An exact copy of all the data below is required.

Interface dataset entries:
-------
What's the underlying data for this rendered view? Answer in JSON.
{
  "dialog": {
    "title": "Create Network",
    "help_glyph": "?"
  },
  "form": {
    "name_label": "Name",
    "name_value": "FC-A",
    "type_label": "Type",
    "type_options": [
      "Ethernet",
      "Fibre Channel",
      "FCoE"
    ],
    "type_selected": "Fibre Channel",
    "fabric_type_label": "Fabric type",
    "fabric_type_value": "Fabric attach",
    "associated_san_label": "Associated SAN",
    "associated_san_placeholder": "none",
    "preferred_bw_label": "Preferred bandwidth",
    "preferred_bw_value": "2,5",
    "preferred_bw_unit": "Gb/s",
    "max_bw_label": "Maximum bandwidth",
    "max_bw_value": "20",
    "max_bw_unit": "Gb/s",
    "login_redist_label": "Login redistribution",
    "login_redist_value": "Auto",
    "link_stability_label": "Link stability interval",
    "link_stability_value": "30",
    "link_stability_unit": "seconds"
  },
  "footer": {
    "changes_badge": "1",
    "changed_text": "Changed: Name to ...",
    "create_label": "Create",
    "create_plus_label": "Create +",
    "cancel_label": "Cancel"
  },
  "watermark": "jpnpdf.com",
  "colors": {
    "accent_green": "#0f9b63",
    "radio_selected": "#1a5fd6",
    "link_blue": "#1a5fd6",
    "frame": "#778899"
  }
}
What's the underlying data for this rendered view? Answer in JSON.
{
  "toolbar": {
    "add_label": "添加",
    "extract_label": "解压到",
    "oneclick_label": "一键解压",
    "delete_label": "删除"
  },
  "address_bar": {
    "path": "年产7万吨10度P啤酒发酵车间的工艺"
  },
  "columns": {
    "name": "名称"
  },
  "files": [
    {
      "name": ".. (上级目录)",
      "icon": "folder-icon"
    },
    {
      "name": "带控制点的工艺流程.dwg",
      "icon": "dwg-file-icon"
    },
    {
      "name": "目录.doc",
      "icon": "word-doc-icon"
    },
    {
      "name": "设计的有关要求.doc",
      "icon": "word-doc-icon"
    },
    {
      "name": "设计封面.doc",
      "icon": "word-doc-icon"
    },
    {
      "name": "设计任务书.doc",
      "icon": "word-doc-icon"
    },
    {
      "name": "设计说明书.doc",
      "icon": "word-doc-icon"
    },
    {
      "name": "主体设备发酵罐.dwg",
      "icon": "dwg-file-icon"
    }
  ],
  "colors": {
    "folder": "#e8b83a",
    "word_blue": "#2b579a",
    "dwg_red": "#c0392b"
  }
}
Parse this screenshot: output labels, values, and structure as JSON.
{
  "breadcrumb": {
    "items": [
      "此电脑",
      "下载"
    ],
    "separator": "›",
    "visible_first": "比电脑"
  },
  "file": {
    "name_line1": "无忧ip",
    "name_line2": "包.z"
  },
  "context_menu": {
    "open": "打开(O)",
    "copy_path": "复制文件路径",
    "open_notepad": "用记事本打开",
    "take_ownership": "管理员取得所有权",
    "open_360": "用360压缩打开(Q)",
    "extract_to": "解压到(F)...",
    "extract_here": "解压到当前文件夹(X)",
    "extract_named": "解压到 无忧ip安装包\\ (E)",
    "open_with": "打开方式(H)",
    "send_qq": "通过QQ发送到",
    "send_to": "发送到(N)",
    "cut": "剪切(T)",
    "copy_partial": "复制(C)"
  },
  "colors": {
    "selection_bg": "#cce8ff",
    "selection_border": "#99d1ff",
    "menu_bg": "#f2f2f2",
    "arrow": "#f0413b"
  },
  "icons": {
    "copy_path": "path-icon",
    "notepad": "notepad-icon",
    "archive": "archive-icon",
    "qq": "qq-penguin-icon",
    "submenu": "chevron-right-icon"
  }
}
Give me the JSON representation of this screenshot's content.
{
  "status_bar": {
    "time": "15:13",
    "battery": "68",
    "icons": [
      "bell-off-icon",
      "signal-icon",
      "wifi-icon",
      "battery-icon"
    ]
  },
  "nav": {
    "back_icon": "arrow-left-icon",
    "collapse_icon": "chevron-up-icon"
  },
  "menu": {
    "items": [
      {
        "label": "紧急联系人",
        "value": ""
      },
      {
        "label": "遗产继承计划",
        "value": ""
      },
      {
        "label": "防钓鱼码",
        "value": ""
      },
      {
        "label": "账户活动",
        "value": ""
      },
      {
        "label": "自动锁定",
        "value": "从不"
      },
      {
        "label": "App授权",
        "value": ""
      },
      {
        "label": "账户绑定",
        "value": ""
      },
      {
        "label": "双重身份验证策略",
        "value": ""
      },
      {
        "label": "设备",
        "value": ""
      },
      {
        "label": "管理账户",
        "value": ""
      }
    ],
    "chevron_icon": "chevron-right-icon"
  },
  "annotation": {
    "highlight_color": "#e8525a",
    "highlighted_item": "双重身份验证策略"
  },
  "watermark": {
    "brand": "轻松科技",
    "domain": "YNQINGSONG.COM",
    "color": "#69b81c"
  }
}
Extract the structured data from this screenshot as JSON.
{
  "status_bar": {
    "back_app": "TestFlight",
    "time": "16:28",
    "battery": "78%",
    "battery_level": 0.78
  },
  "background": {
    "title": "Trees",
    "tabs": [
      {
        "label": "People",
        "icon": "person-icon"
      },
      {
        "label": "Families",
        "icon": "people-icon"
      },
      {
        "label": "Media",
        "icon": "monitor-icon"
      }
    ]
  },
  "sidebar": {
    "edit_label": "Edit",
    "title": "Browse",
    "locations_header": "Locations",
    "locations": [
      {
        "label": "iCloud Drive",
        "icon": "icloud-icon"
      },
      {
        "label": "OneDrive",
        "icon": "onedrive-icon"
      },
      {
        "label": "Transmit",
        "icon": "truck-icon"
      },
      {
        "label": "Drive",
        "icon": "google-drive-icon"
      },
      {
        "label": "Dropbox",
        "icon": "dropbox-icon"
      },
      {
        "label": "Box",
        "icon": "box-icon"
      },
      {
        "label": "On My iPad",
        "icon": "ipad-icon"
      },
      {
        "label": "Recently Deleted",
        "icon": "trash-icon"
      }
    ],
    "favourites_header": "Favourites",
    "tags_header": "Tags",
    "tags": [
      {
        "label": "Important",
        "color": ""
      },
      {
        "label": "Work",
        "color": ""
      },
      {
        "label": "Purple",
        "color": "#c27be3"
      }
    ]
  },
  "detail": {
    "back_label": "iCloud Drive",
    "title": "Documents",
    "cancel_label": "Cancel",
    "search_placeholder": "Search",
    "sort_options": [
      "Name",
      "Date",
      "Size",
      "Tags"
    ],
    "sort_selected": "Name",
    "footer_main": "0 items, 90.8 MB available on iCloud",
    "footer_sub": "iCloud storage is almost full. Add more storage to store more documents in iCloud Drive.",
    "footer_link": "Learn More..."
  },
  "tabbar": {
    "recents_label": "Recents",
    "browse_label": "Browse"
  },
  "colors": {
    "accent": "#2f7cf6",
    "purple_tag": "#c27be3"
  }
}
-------
RESULT FOR THIS EXERCISE:
What's the underlying data for this rendered view? Answer in JSON.
{
  "dialog": {
    "title": "Create Network",
    "help_glyph": "?"
  },
  "form": {
    "name_label": "Name",
    "name_value": "FC-A",
    "type_label": "Type",
    "type_options": [
      "Ethernet",
      "Fibre Channel",
      "FCoE"
    ],
    "type_selected": "Fibre Channel",
    "fabric_type_label": "Fabric type",
    "fabric_type_value": "Fabric attach",
    "associated_san_label": "Associated SAN",
    "associated_san_placeholder": "none",
    "preferred_bw_label": "Preferred bandwidth",
    "preferred_bw_value": "2,5",
    "preferred_bw_unit": "Gb/s",
    "max_bw_label": "Maximum bandwidth",
    "max_bw_value": "20",
    "max_bw_unit": "Gb/s",
    "login_redist_label": "Login redistribution",
    "login_redist_value": "Auto",
    "link_stability_label": "Link stability interval",
    "link_stability_value": "30",
    "link_stability_unit": "seconds"
  },
  "footer": {
    "changes_badge": "1",
    "changed_text": "Changed: Name to ...",
    "create_label": "Create",
    "create_plus_label": "Create +",
    "cancel_label": "Cancel"
  },
  "watermark": "jpnpdf.com",
  "colors": {
    "accent_green": "#0f9b63",
    "radio_selected": "#1a5fd6",
    "link_blue": "#1a5fd6",
    "frame": "#778899"
  }
}
What's the underlying data for this rendered view? Answer in JSON.
{
  "toolbar": {
    "add_label": "添加",
    "extract_label": "解压到",
    "oneclick_label": "一键解压",
    "delete_label": "删除"
  },
  "address_bar": {
    "path": "年产7万吨10度P啤酒发酵车间的工艺"
  },
  "columns": {
    "name": "名称"
  },
  "files": [
    {
      "name": ".. (上级目录)",
      "icon": "folder-icon"
    },
    {
      "name": "带控制点的工艺流程.dwg",
      "icon": "dwg-file-icon"
    },
    {
      "name": "目录.doc",
      "icon": "word-doc-icon"
    },
    {
      "name": "设计的有关要求.doc",
      "icon": "word-doc-icon"
    },
    {
      "name": "设计封面.doc",
      "icon": "word-doc-icon"
    },
    {
      "name": "设计任务书.doc",
      "icon": "word-doc-icon"
    },
    {
      "name": "设计说明书.doc",
      "icon": "word-doc-icon"
    },
    {
      "name": "主体设备发酵罐.dwg",
      "icon": "dwg-file-icon"
    }
  ],
  "colors": {
    "folder": "#e8b83a",
    "word_blue": "#2b579a",
    "dwg_red": "#c0392b"
  }
}
Parse this screenshot: output labels, values, and structure as JSON.
{
  "breadcrumb": {
    "items": [
      "此电脑",
      "下载"
    ],
    "separator": "›",
    "visible_first": "比电脑"
  },
  "file": {
    "name_line1": "无忧ip",
    "name_line2": "包.z"
  },
  "context_menu": {
    "open": "打开(O)",
    "copy_path": "复制文件路径",
    "open_notepad": "用记事本打开",
    "take_ownership": "管理员取得所有权",
    "open_360": "用360压缩打开(Q)",
    "extract_to": "解压到(F)...",
    "extract_here": "解压到当前文件夹(X)",
    "extract_named": "解压到 无忧ip安装包\\ (E)",
    "open_with": "打开方式(H)",
    "send_qq": "通过QQ发送到",
    "send_to": "发送到(N)",
    "cut": "剪切(T)",
    "copy_partial": "复制(C)"
  },
  "colors": {
    "selection_bg": "#cce8ff",
    "selection_border": "#99d1ff",
    "menu_bg": "#f2f2f2",
    "arrow": "#f0413b"
  },
  "icons": {
    "copy_path": "path-icon",
    "notepad": "notepad-icon",
    "archive": "archive-icon",
    "qq": "qq-penguin-icon",
    "submenu": "chevron-right-icon"
  }
}
Give me the JSON representation of this screenshot's content.
{
  "status_bar": {
    "time": "15:13",
    "battery": "68",
    "icons": [
      "bell-off-icon",
      "signal-icon",
      "wifi-icon",
      "battery-icon"
    ]
  },
  "nav": {
    "back_icon": "arrow-left-icon",
    "collapse_icon": "chevron-up-icon"
  },
  "menu": {
    "items": [
      {
        "label": "紧急联系人",
        "value": ""
      },
      {
        "label": "遗产继承计划",
        "value": ""
      },
      {
        "label": "防钓鱼码",
        "value": ""
      },
      {
        "label": "账户活动",
        "value": ""
      },
      {
        "label": "自动锁定",
        "value": "从不"
      },
      {
        "label": "App授权",
        "value": ""
      },
      {
        "label": "账户绑定",
        "value": ""
      },
      {
        "label": "双重身份验证策略",
        "value": ""
      },
      {
        "label": "设备",
        "value": ""
      },
      {
        "label": "管理账户",
        "value": ""
      }
    ],
    "chevron_icon": "chevron-right-icon"
  },
  "annotation": {
    "highlight_color": "#e8525a",
    "highlighted_item": "双重身份验证策略"
  },
  "watermark": {
    "brand": "轻松科技",
    "domain": "YNQINGSONG.COM",
    "color": "#69b81c"
  }
}
Extract the structured data from this screenshot as JSON.
{
  "status_bar": {
    "back_app": "TestFlight",
    "time": "16:28",
    "battery": "78%",
    "battery_level": 0.78
  },
  "background": {
    "title": "Trees",
    "tabs": [
      {
        "label": "People",
        "icon": "person-icon"
      },
      {
        "label": "Families",
        "icon": "people-icon"
      },
      {
        "label": "Media",
        "icon": "monitor-icon"
      }
    ]
  },
  "sidebar": {
    "edit_label": "Edit",
    "title": "Browse",
    "locations_header": "Locations",
    "locations": [
      {
        "label": "iCloud Drive",
        "icon": "icloud-icon"
      },
      {
        "label": "OneDrive",
        "icon": "onedrive-icon"
      },
      {
        "label": "Transmit",
        "icon": "truck-icon"
      },
      {
        "label": "Drive",
        "icon": "google-drive-icon"
      },
      {
        "label": "Dropbox",
        "icon": "dropbox-icon"
      },
      {
        "label": "Box",
        "icon": "box-icon"
      },
      {
        "label": "On My iPad",
        "icon": "ipad-icon"
      },
      {
        "label": "Recently Deleted",
        "icon": "trash-icon"
      }
    ],
    "favourites_header": "Favourites",
    "tags_header": "Tags",
    "tags": [
      {
        "label": "Important",
        "color": ""
      },
      {
        "label": "Work",
        "color": ""
      },
      {
        "label": "Purple",
        "color": "#c27be3"
      }
    ]
  },
  "detail": {
    "back_label": "iCloud Drive",
    "title": "Documents",
    "cancel_label": "Cancel",
    "search_placeholder": "Search",
    "sort_options": [
      "Name",
      "Date",
      "Size",
      "Tags"
    ],
    "sort_selected": "Name",
    "footer_main": "0 items, 90.8 MB available on iCloud",
    "footer_sub": "iCloud storage is almost full. Add more storage to store more documents in iCloud Drive.",
    "footer_link": "Learn More..."
  },
  "tabbar": {
    "recents_label": "Recents",
    "browse_label": "Browse"
  },
  "colors": {
    "accent": "#2f7cf6",
    "purple_tag": "#c27be3"
  }
}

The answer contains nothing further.